Web page and app entries:
○ ○ ○ ○ ○

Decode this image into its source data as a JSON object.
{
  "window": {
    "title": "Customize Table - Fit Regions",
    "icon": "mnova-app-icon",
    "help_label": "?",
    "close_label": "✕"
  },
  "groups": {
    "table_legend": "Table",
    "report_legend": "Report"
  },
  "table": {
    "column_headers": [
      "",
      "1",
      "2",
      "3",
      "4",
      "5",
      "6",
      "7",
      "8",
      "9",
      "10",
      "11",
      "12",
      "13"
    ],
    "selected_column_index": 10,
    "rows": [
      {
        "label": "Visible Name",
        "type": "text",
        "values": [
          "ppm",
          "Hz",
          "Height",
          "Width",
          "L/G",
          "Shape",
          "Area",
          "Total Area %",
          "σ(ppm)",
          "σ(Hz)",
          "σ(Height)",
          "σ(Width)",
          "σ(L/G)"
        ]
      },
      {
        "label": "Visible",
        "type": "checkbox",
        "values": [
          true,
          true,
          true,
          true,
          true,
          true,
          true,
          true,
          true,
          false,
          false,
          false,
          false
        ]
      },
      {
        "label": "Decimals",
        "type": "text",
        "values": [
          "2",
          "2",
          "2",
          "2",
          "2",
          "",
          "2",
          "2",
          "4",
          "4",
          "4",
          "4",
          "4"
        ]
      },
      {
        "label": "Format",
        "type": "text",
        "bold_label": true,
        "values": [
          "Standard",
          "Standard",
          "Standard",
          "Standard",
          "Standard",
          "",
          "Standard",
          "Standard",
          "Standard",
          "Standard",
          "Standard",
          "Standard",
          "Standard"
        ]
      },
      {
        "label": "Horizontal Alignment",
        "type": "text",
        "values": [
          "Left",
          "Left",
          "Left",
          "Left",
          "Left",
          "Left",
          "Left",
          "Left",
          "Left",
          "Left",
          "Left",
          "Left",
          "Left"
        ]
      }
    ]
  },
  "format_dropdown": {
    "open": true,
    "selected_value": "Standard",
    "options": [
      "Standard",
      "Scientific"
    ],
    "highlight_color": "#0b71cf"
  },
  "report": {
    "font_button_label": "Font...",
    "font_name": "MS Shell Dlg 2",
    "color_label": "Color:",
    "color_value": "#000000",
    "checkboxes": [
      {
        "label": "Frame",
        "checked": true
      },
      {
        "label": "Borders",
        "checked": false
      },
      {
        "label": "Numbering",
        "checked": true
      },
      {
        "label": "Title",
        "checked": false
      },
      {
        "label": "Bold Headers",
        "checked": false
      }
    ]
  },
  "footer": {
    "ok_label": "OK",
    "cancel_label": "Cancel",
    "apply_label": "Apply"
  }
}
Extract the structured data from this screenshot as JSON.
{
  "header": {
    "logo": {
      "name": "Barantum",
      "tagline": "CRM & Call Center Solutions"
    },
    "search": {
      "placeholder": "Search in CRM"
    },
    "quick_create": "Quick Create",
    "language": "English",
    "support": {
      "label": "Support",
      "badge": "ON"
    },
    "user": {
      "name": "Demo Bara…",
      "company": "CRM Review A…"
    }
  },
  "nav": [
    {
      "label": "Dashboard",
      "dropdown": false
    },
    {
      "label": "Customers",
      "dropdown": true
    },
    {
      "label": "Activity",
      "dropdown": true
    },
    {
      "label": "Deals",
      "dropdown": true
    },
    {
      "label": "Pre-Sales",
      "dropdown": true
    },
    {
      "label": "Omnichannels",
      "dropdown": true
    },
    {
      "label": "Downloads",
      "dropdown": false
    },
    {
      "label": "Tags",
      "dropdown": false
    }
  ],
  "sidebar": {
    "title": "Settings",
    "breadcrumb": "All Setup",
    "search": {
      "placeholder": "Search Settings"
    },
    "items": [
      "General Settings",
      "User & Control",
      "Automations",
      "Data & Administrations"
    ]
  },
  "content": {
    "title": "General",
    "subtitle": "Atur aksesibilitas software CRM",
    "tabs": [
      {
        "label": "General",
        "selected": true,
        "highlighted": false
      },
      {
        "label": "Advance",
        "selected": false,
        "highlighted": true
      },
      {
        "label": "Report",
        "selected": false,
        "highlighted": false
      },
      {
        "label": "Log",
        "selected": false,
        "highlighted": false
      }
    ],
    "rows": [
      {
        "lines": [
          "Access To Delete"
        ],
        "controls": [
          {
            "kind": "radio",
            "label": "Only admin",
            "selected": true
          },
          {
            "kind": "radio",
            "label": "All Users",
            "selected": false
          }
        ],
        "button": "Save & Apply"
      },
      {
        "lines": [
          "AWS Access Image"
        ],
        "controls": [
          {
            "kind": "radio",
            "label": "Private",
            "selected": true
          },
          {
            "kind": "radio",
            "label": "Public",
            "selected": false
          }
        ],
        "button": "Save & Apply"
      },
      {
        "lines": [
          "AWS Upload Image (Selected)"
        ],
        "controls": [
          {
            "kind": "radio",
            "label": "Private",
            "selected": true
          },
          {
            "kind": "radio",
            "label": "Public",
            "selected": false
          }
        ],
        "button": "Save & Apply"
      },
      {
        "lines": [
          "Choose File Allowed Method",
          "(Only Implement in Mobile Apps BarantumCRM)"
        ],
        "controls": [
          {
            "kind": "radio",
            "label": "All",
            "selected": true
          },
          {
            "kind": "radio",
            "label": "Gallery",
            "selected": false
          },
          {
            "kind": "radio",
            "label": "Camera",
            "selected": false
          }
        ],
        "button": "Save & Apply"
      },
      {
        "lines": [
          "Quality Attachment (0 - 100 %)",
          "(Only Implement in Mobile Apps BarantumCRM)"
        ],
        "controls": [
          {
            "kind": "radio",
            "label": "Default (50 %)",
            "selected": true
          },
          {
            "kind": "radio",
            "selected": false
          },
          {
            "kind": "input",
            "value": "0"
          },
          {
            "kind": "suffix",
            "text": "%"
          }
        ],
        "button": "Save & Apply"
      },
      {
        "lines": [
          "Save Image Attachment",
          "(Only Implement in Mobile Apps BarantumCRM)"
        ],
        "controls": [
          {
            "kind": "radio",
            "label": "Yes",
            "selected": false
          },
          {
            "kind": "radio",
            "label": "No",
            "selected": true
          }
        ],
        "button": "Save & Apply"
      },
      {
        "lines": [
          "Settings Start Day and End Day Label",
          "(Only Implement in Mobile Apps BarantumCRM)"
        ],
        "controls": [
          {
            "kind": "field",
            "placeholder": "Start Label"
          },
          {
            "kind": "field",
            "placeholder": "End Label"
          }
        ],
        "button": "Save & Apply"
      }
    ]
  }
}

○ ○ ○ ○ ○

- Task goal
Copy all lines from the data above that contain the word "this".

- Task response
Decode this image into its source data as a JSON object.
Extract the structured data from this screenshot as JSON.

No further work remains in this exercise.